- TO DO
The records below are to be reproduced exactly, with every picture left out.

- GIVEN INFORMATION
-- Opening Marker --
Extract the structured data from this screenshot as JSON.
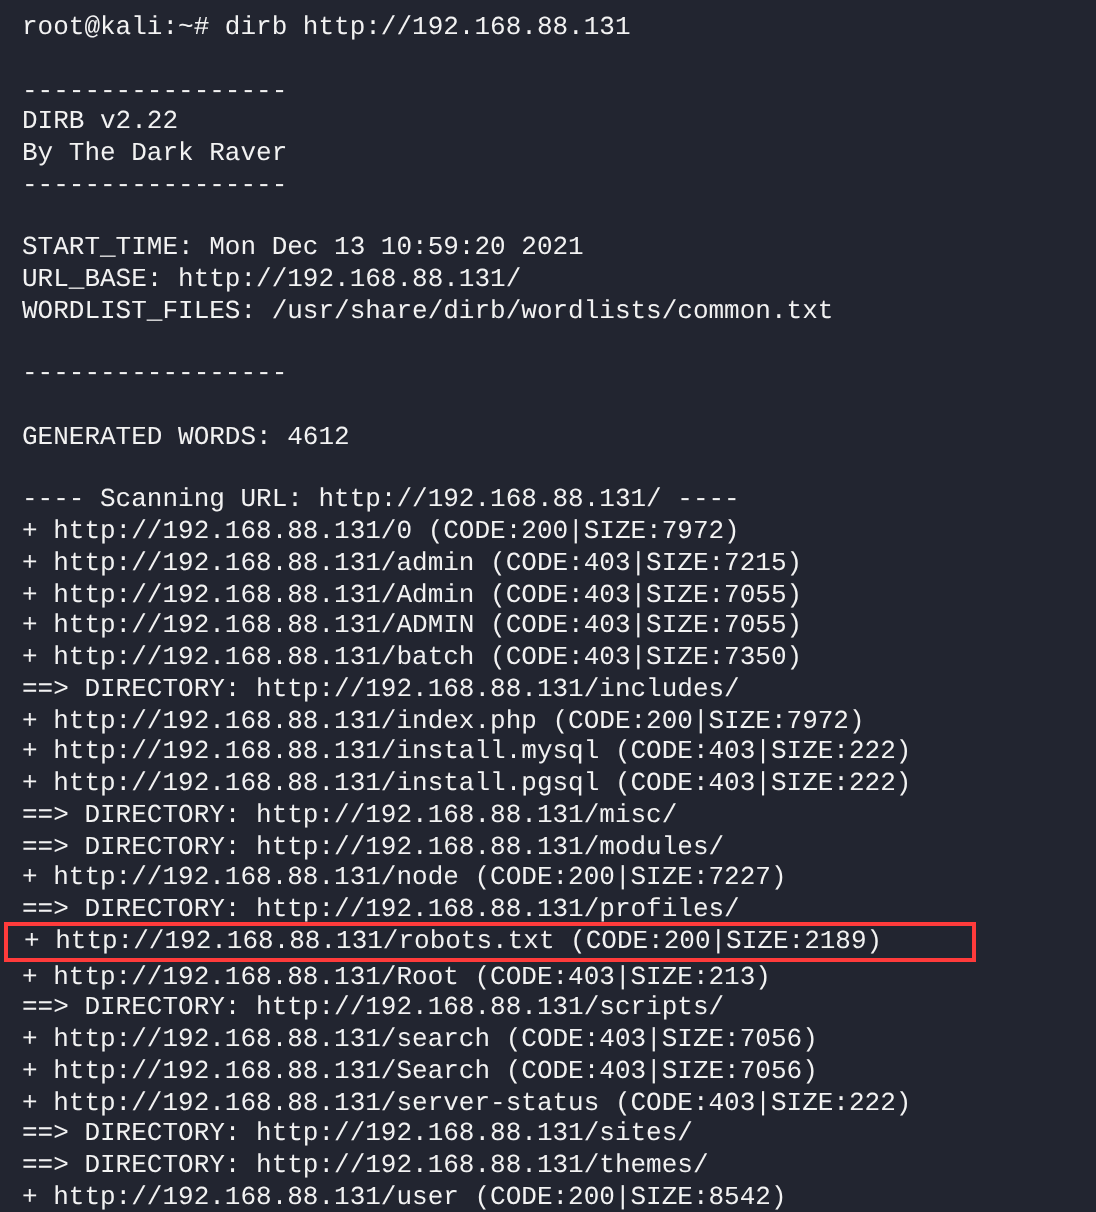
{
  "terminal": {
    "lines": [
      {
        "kind": "text",
        "text": "root@kali:~# dirb http://192.168.88.131",
        "highlighted": false
      },
      {
        "kind": "blank"
      },
      {
        "kind": "text",
        "text": "-----------------",
        "highlighted": false
      },
      {
        "kind": "text",
        "text": "DIRB v2.22",
        "highlighted": false
      },
      {
        "kind": "text",
        "text": "By The Dark Raver",
        "highlighted": false
      },
      {
        "kind": "text",
        "text": "-----------------",
        "highlighted": false
      },
      {
        "kind": "blank"
      },
      {
        "kind": "text",
        "text": "START_TIME: Mon Dec 13 10:59:20 2021",
        "highlighted": false
      },
      {
        "kind": "text",
        "text": "URL_BASE: http://192.168.88.131/",
        "highlighted": false
      },
      {
        "kind": "text",
        "text": "WORDLIST_FILES: /usr/share/dirb/wordlists/common.txt",
        "highlighted": false
      },
      {
        "kind": "blank"
      },
      {
        "kind": "text",
        "text": "-----------------",
        "highlighted": false
      },
      {
        "kind": "blank"
      },
      {
        "kind": "text",
        "text": "GENERATED WORDS: 4612",
        "highlighted": false
      },
      {
        "kind": "blank"
      },
      {
        "kind": "text",
        "text": "---- Scanning URL: http://192.168.88.131/ ----",
        "highlighted": false
      },
      {
        "kind": "text",
        "text": "+ http://192.168.88.131/0 (CODE:200|SIZE:7972)",
        "highlighted": false
      },
      {
        "kind": "text",
        "text": "+ http://192.168.88.131/admin (CODE:403|SIZE:7215)",
        "highlighted": false
      },
      {
        "kind": "text",
        "text": "+ http://192.168.88.131/Admin (CODE:403|SIZE:7055)",
        "highlighted": false
      },
      {
        "kind": "text",
        "text": "+ http://192.168.88.131/ADMIN (CODE:403|SIZE:7055)",
        "highlighted": false
      },
      {
        "kind": "text",
        "text": "+ http://192.168.88.131/batch (CODE:403|SIZE:7350)",
        "highlighted": false
      },
      {
        "kind": "text",
        "text": "==> DIRECTORY: http://192.168.88.131/includes/",
        "highlighted": false
      },
      {
        "kind": "text",
        "text": "+ http://192.168.88.131/index.php (CODE:200|SIZE:7972)",
        "highlighted": false
      },
      {
        "kind": "text",
        "text": "+ http://192.168.88.131/install.mysql (CODE:403|SIZE:222)",
        "highlighted": false
      },
      {
        "kind": "text",
        "text": "+ http://192.168.88.131/install.pgsql (CODE:403|SIZE:222)",
        "highlighted": false
      },
      {
        "kind": "text",
        "text": "==> DIRECTORY: http://192.168.88.131/misc/",
        "highlighted": false
      },
      {
        "kind": "text",
        "text": "==> DIRECTORY: http://192.168.88.131/modules/",
        "highlighted": false
      },
      {
        "kind": "text",
        "text": "+ http://192.168.88.131/node (CODE:200|SIZE:7227)",
        "highlighted": false
      },
      {
        "kind": "text",
        "text": "==> DIRECTORY: http://192.168.88.131/profiles/",
        "highlighted": false
      },
      {
        "kind": "text",
        "text": "+ http://192.168.88.131/robots.txt (CODE:200|SIZE:2189)",
        "highlighted": true
      },
      {
        "kind": "text",
        "text": "+ http://192.168.88.131/Root (CODE:403|SIZE:213)",
        "highlighted": false
      },
      {
        "kind": "text",
        "text": "==> DIRECTORY: http://192.168.88.131/scripts/",
        "highlighted": false
      },
      {
        "kind": "text",
        "text": "+ http://192.168.88.131/search (CODE:403|SIZE:7056)",
        "highlighted": false
      },
      {
        "kind": "text",
        "text": "+ http://192.168.88.131/Search (CODE:403|SIZE:7056)",
        "highlighted": false
      },
      {
        "kind": "text",
        "text": "+ http://192.168.88.131/server-status (CODE:403|SIZE:222)",
        "highlighted": false
      },
      {
        "kind": "text",
        "text": "==> DIRECTORY: http://192.168.88.131/sites/",
        "highlighted": false
      },
      {
        "kind": "text",
        "text": "==> DIRECTORY: http://192.168.88.131/themes/",
        "highlighted": false
      },
      {
        "kind": "text",
        "text": "+ http://192.168.88.131/user (CODE:200|SIZE:8542)",
        "highlighted": false
      }
    ]
  }
}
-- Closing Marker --
- YOUR SOLUTION
Extract the structured data from this screenshot as JSON.
{
  "terminal": {
    "lines": [
      {
        "kind": "text",
        "text": "root@kali:~# dirb http://192.168.88.131",
        "highlighted": false
      },
      {
        "kind": "blank"
      },
      {
        "kind": "text",
        "text": "-----------------",
        "highlighted": false
      },
      {
        "kind": "text",
        "text": "DIRB v2.22",
        "highlighted": false
      },
      {
        "kind": "text",
        "text": "By The Dark Raver",
        "highlighted": false
      },
      {
        "kind": "text",
        "text": "-----------------",
        "highlighted": false
      },
      {
        "kind": "blank"
      },
      {
        "kind": "text",
        "text": "START_TIME: Mon Dec 13 10:59:20 2021",
        "highlighted": false
      },
      {
        "kind": "text",
        "text": "URL_BASE: http://192.168.88.131/",
        "highlighted": false
      },
      {
        "kind": "text",
        "text": "WORDLIST_FILES: /usr/share/dirb/wordlists/common.txt",
        "highlighted": false
      },
      {
        "kind": "blank"
      },
      {
        "kind": "text",
        "text": "-----------------",
        "highlighted": false
      },
      {
        "kind": "blank"
      },
      {
        "kind": "text",
        "text": "GENERATED WORDS: 4612",
        "highlighted": false
      },
      {
        "kind": "blank"
      },
      {
        "kind": "text",
        "text": "---- Scanning URL: http://192.168.88.131/ ----",
        "highlighted": false
      },
      {
        "kind": "text",
        "text": "+ http://192.168.88.131/0 (CODE:200|SIZE:7972)",
        "highlighted": false
      },
      {
        "kind": "text",
        "text": "+ http://192.168.88.131/admin (CODE:403|SIZE:7215)",
        "highlighted": false
      },
      {
        "kind": "text",
        "text": "+ http://192.168.88.131/Admin (CODE:403|SIZE:7055)",
        "highlighted": false
      },
      {
        "kind": "text",
        "text": "+ http://192.168.88.131/ADMIN (CODE:403|SIZE:7055)",
        "highlighted": false
      },
      {
        "kind": "text",
        "text": "+ http://192.168.88.131/batch (CODE:403|SIZE:7350)",
        "highlighted": false
      },
      {
        "kind": "text",
        "text": "==> DIRECTORY: http://192.168.88.131/includes/",
        "highlighted": false
      },
      {
        "kind": "text",
        "text": "+ http://192.168.88.131/index.php (CODE:200|SIZE:7972)",
        "highlighted": false
      },
      {
        "kind": "text",
        "text": "+ http://192.168.88.131/install.mysql (CODE:403|SIZE:222)",
        "highlighted": false
      },
      {
        "kind": "text",
        "text": "+ http://192.168.88.131/install.pgsql (CODE:403|SIZE:222)",
        "highlighted": false
      },
      {
        "kind": "text",
        "text": "==> DIRECTORY: http://192.168.88.131/misc/",
        "highlighted": false
      },
      {
        "kind": "text",
        "text": "==> DIRECTORY: http://192.168.88.131/modules/",
        "highlighted": false
      },
      {
        "kind": "text",
        "text": "+ http://192.168.88.131/node (CODE:200|SIZE:7227)",
        "highlighted": false
      },
      {
        "kind": "text",
        "text": "==> DIRECTORY: http://192.168.88.131/profiles/",
        "highlighted": false
      },
      {
        "kind": "text",
        "text": "+ http://192.168.88.131/robots.txt (CODE:200|SIZE:2189)",
        "highlighted": true
      },
      {
        "kind": "text",
        "text": "+ http://192.168.88.131/Root (CODE:403|SIZE:213)",
        "highlighted": false
      },
      {
        "kind": "text",
        "text": "==> DIRECTORY: http://192.168.88.131/scripts/",
        "highlighted": false
      },
      {
        "kind": "text",
        "text": "+ http://192.168.88.131/search (CODE:403|SIZE:7056)",
        "highlighted": false
      },
      {
        "kind": "text",
        "text": "+ http://192.168.88.131/Search (CODE:403|SIZE:7056)",
        "highlighted": false
      },
      {
        "kind": "text",
        "text": "+ http://192.168.88.131/server-status (CODE:403|SIZE:222)",
        "highlighted": false
      },
      {
        "kind": "text",
        "text": "==> DIRECTORY: http://192.168.88.131/sites/",
        "highlighted": false
      },
      {
        "kind": "text",
        "text": "==> DIRECTORY: http://192.168.88.131/themes/",
        "highlighted": false
      },
      {
        "kind": "text",
        "text": "+ http://192.168.88.131/user (CODE:200|SIZE:8542)",
        "highlighted": false
      }
    ]
  }
}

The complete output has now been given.